[Data about app and page elements]
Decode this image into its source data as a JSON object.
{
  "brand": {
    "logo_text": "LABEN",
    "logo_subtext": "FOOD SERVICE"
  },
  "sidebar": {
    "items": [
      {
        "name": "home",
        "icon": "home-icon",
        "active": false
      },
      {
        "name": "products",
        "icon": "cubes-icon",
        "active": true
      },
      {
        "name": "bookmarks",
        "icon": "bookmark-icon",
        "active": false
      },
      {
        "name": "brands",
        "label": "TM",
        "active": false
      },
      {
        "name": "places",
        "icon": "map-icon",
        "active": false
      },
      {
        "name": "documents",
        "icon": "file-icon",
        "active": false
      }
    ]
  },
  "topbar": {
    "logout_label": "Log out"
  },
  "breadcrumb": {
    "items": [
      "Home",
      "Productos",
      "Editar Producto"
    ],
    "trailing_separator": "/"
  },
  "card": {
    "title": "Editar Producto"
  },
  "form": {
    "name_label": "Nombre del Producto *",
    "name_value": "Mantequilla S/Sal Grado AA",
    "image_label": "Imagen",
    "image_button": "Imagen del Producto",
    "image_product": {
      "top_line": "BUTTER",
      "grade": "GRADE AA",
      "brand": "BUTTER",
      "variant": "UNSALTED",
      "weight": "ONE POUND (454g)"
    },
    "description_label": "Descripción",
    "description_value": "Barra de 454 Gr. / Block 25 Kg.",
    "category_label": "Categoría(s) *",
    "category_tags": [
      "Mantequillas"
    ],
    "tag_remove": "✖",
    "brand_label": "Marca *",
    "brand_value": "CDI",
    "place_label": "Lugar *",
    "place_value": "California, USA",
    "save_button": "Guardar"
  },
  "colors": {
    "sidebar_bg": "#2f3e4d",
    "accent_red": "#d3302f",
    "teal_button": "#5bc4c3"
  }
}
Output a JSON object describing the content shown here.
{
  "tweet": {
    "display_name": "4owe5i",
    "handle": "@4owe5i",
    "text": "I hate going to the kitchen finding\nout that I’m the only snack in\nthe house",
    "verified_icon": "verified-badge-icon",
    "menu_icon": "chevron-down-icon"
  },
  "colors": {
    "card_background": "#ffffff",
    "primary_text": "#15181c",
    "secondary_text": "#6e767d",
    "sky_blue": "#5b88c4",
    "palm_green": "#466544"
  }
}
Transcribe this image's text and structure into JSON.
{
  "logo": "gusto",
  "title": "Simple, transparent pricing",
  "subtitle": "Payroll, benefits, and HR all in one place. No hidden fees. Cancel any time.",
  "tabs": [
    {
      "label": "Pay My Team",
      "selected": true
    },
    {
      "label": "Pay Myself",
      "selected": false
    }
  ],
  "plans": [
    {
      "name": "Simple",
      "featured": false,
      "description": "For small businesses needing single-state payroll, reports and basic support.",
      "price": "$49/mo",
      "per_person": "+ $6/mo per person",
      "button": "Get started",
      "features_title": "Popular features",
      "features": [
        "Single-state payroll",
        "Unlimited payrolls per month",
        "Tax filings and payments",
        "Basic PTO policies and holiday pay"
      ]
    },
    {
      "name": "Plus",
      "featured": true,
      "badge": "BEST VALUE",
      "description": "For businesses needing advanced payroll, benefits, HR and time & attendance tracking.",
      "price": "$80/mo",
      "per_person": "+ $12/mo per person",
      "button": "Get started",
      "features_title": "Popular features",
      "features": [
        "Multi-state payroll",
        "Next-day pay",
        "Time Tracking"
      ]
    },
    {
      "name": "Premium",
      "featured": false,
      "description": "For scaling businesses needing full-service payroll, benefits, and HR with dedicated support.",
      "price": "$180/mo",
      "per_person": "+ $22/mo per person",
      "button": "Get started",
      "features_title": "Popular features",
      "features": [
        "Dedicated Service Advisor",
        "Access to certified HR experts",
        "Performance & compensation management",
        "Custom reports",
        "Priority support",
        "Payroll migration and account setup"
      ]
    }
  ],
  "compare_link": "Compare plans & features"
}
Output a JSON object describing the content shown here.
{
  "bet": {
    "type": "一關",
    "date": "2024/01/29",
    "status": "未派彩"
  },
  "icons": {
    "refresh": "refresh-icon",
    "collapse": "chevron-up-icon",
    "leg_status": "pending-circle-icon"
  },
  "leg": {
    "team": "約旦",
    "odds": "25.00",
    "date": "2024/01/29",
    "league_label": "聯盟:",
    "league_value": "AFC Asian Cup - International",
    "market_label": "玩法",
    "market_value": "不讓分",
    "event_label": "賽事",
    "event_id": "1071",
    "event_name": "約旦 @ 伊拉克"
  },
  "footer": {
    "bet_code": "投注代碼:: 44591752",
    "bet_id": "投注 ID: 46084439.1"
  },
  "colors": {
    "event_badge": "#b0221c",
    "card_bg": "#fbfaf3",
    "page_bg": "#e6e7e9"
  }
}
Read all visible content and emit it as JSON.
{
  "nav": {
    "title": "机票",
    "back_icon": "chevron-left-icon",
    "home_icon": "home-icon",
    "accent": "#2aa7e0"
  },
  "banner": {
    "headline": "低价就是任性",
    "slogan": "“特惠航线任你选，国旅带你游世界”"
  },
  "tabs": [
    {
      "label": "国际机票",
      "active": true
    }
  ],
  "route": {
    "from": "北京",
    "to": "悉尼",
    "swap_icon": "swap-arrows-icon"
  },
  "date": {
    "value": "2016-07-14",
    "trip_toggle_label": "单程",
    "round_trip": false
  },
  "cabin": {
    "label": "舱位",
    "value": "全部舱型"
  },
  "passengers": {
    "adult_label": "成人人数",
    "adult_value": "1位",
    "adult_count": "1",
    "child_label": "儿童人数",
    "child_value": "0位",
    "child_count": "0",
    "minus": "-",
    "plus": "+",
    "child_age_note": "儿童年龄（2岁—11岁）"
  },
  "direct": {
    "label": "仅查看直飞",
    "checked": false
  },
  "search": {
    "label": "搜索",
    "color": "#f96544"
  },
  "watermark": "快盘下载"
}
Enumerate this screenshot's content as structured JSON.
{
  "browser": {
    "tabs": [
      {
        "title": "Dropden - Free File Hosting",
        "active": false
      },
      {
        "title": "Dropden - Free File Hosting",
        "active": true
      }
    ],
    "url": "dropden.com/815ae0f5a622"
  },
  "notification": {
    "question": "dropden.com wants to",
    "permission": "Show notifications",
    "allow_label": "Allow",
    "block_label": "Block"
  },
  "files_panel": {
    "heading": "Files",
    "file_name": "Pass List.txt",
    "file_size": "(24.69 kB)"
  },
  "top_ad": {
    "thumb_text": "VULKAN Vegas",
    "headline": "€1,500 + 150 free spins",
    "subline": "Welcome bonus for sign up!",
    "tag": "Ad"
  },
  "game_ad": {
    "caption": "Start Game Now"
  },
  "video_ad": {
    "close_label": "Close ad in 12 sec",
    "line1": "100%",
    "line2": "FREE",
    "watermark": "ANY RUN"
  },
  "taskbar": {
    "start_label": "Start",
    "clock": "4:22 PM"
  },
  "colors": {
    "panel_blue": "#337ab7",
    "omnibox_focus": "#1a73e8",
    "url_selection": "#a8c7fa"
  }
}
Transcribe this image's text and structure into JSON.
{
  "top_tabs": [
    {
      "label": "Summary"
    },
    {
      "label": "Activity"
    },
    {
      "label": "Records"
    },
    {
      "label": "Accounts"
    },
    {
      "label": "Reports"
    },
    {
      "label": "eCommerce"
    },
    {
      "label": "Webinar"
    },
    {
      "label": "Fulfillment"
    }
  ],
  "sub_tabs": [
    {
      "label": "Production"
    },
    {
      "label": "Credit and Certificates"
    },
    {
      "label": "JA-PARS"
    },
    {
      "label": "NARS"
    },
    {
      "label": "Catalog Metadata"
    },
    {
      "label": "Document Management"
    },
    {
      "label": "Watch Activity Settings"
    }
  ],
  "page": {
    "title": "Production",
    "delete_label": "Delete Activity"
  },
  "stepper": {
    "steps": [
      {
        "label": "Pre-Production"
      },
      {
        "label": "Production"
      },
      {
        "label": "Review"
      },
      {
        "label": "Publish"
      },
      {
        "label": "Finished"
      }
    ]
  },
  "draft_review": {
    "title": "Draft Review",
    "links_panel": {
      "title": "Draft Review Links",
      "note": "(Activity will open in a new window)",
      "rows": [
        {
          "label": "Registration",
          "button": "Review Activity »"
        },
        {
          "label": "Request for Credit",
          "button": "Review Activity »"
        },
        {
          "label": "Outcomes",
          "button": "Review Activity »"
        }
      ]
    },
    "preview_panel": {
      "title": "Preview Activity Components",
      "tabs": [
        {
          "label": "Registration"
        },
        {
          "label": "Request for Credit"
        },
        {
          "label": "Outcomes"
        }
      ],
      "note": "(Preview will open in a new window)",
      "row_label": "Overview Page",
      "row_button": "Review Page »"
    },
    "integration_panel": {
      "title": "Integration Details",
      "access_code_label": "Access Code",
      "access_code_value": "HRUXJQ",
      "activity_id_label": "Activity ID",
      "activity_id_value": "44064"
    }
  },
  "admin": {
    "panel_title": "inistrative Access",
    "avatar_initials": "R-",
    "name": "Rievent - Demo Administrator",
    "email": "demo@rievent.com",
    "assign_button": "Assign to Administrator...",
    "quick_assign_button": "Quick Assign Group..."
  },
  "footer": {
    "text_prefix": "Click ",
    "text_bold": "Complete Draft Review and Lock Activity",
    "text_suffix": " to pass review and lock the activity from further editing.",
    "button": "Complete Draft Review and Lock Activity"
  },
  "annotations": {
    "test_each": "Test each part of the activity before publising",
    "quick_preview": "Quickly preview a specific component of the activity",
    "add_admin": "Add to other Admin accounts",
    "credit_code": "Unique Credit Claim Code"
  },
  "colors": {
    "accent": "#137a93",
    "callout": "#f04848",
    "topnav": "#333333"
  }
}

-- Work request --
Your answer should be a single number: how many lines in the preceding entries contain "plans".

-- Task answer --
2